The future of the NHS is ‘precarious’, warned health watchdog the Care Quality Commission (CQC), on Oct 10.
Its report says the service is ‘straining at the seams’ as the number of people not getting adequate care hits 1.2 million.
The CQC begs the question how much do we value socialised medicine?
It seems not as much as we value holidays abroad, as more than 60 million people left the UK for a fortnight in the sun in 2014, and the trend is increasing.
The report raises concerns about staff shortages across the service and an ever rising demand, particularly from the increasing number of “older people who are physically frail, many with dementia”, and of “people with long-term complex conditions”.
Although the quality of NHS care has so far been acceptable, the report says that standards are likely to drop in the future, adding that “many providers could and should do more”.
Staff vacancy rates in the NHS have risen by 16% in the last two years, despite an increase in staff of 4%, and hospitals have been running with “occupancy levels consistently above recommended levels since April 2012”.
The report also says the number of people not getting support for their social care needs has risen to 1.2 million in the past year – an 18% increase.

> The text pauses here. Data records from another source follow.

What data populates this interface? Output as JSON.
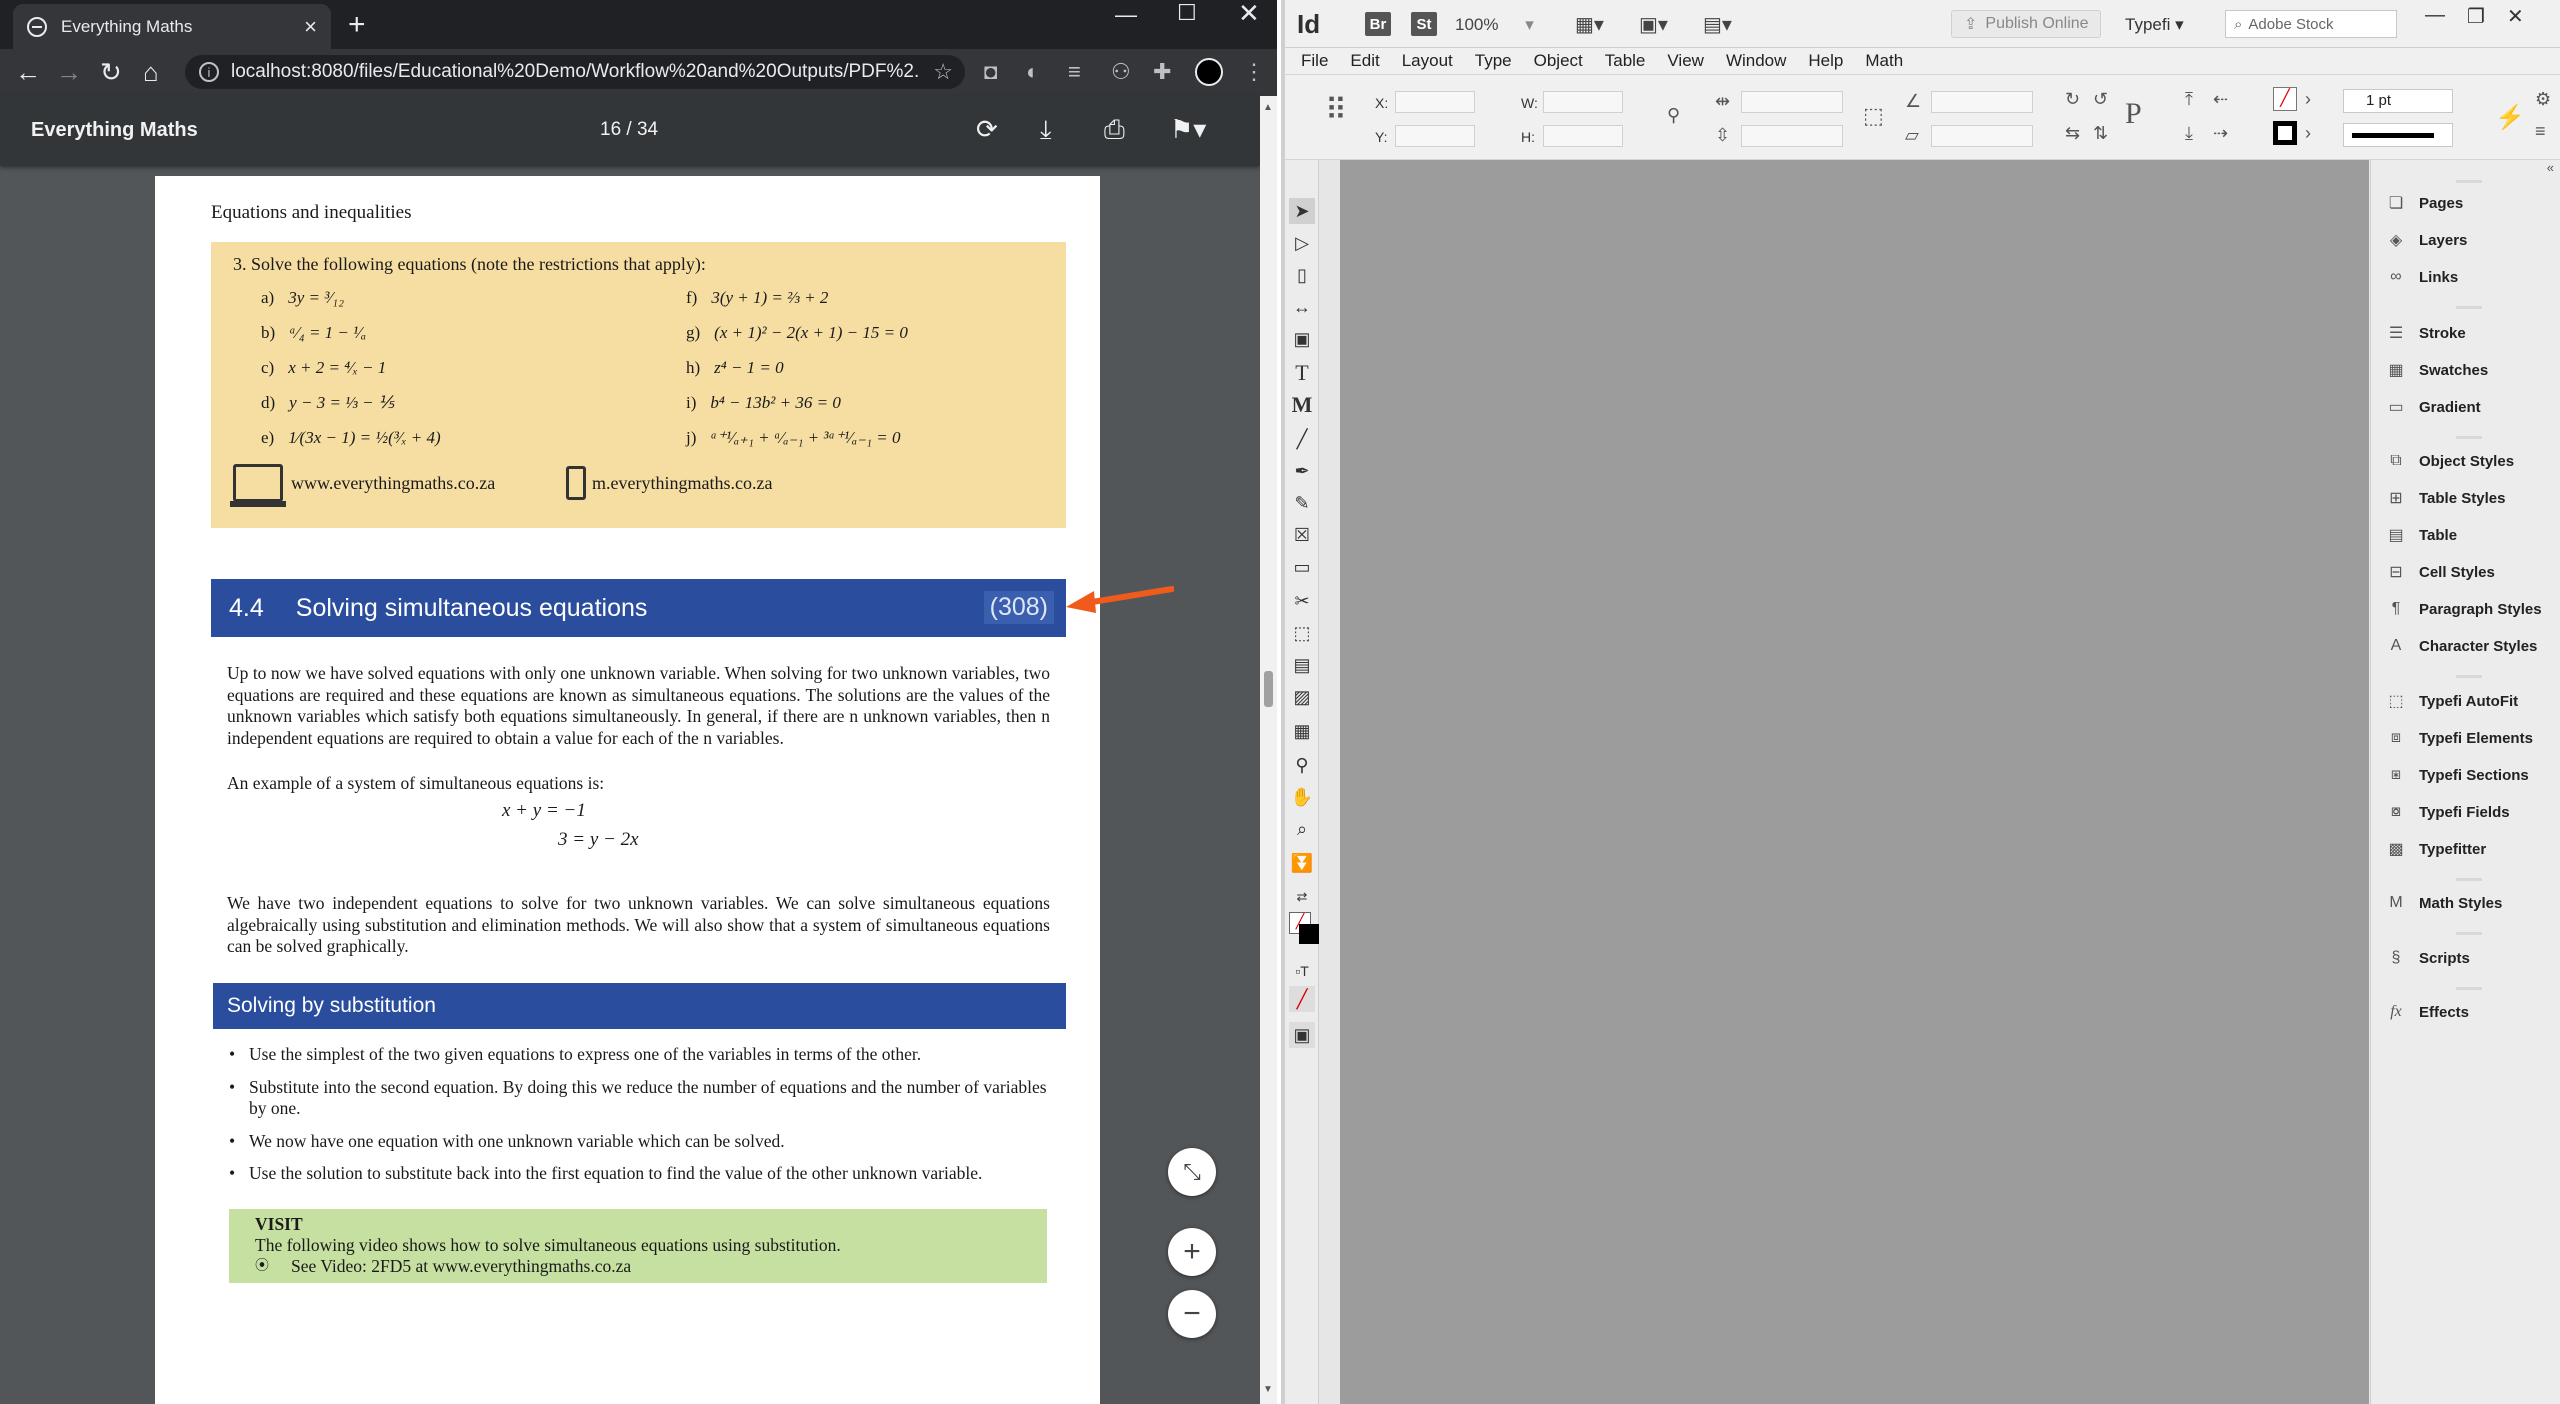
{
  "browser": {
    "tab_title": "Everything Maths",
    "url": "localhost:8080/files/Educational%20Demo/Workflow%20and%20Outputs/PDF%2..."
  },
  "pdf_viewer": {
    "title": "Everything Maths",
    "page_indicator": "16 / 34"
  },
  "pdf_page": {
    "running_head": "Equations and inequalities",
    "exercise_prompt": "3.  Solve the following equations (note the restrictions that apply):",
    "equations": [
      {
        "label": "a)",
        "expr": "3y = ³⁄₁₂"
      },
      {
        "label": "b)",
        "expr": "ᵃ⁄₄ = 1 − ¹⁄ₐ"
      },
      {
        "label": "c)",
        "expr": "x + 2 = ⁴⁄ₓ − 1"
      },
      {
        "label": "d)",
        "expr": "y − 3 = ⅓ − ⅕"
      },
      {
        "label": "e)",
        "expr": "1⁄(3x − 1) = ½(³⁄ₓ + 4)"
      },
      {
        "label": "f)",
        "expr": "3(y + 1) = ⅔ + 2"
      },
      {
        "label": "g)",
        "expr": "(x + 1)² − 2(x + 1) − 15 = 0"
      },
      {
        "label": "h)",
        "expr": "z⁴ − 1 = 0"
      },
      {
        "label": "i)",
        "expr": "b⁴ − 13b² + 36 = 0"
      },
      {
        "label": "j)",
        "expr": "ᵃ⁺¹⁄ₐ₊₁ + ᵃ⁄ₐ₋₁ + ³ᵃ⁺¹⁄ₐ₋₁ = 0"
      }
    ],
    "web_link": "www.everythingmaths.co.za",
    "mobile_link": "m.everythingmaths.co.za",
    "section_number": "4.4",
    "section_title": "Solving simultaneous equations",
    "section_ref": "(308)",
    "para1": "Up to now we have solved equations with only one unknown variable. When solving for two unknown variables, two equations are required and these equations are known as simultaneous equations. The solutions are the values of the unknown variables which satisfy both equations simultaneously. In general, if there are n unknown variables, then n independent equations are required to obtain a value for each of the n variables.",
    "para2": "An example of a system of simultaneous equations is:",
    "math1": "x  +  y = −1",
    "math2": "3 = y  −  2x",
    "para3": "We have two independent equations to solve for two unknown variables. We can solve simultaneous equations algebraically using substitution and elimination methods. We will also show that a system of simultaneous equations can be solved graphically.",
    "subsection_title": "Solving by substitution",
    "bullets": [
      "Use the simplest of the two given equations to express one of the variables in terms of the other.",
      "Substitute into the second equation. By doing this we reduce the number of equations and the number of variables by one.",
      "We now have one equation with one unknown variable which can be solved.",
      "Use the solution to substitute back into the first equation to find the value of the other unknown variable."
    ],
    "visit_head": "VISIT",
    "visit_line1": "The following video shows how to solve simultaneous equations using substitution.",
    "visit_line2": "See Video: 2FD5 at www.everythingmaths.co.za"
  },
  "indesign": {
    "logo": "Id",
    "chip_br": "Br",
    "chip_st": "St",
    "zoom": "100%",
    "publish_online": "Publish Online",
    "typefi_menu": "Typefi",
    "stock_placeholder": "Adobe Stock",
    "menu": [
      "File",
      "Edit",
      "Layout",
      "Type",
      "Object",
      "Table",
      "View",
      "Window",
      "Help",
      "Math"
    ],
    "control": {
      "x_label": "X:",
      "y_label": "Y:",
      "w_label": "W:",
      "h_label": "H:",
      "stroke_weight": "1 pt"
    },
    "panels": [
      "Pages",
      "Layers",
      "Links",
      "Stroke",
      "Swatches",
      "Gradient",
      "Object Styles",
      "Table Styles",
      "Table",
      "Cell Styles",
      "Paragraph Styles",
      "Character Styles",
      "Typefi AutoFit",
      "Typefi Elements",
      "Typefi Sections",
      "Typefi Fields",
      "Typefitter",
      "Math Styles",
      "Scripts",
      "Effects"
    ]
  },
  "colors": {
    "section_blue": "#2a4e9d",
    "exercise_yellow": "#f6dea3",
    "visit_green": "#c5e0a0",
    "annotation_arrow": "#f05a1a"
  }
}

However, Health Minister Philip Dunne insisted that the extra money already promised for social care, mental health and A&E services was “enough”

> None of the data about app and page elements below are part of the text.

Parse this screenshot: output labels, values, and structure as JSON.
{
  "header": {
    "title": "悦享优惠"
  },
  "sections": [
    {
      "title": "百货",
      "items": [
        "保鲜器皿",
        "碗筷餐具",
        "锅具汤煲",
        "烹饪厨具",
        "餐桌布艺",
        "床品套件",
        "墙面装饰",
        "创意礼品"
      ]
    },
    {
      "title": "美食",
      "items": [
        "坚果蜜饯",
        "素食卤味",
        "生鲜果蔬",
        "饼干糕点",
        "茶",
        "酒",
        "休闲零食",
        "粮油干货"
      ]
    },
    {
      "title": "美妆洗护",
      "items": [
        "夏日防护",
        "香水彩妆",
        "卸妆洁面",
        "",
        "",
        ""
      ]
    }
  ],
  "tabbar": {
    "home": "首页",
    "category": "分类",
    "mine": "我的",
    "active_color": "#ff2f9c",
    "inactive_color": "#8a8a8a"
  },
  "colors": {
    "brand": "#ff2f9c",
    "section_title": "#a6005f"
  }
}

“With record funding and more doctors and nurses, the NHS was recently judged the best healthcare system in the world, despite pressures from increasing demand,” Dunne said.
Enough, Philip Dunne?
Do you know what you’re talking about?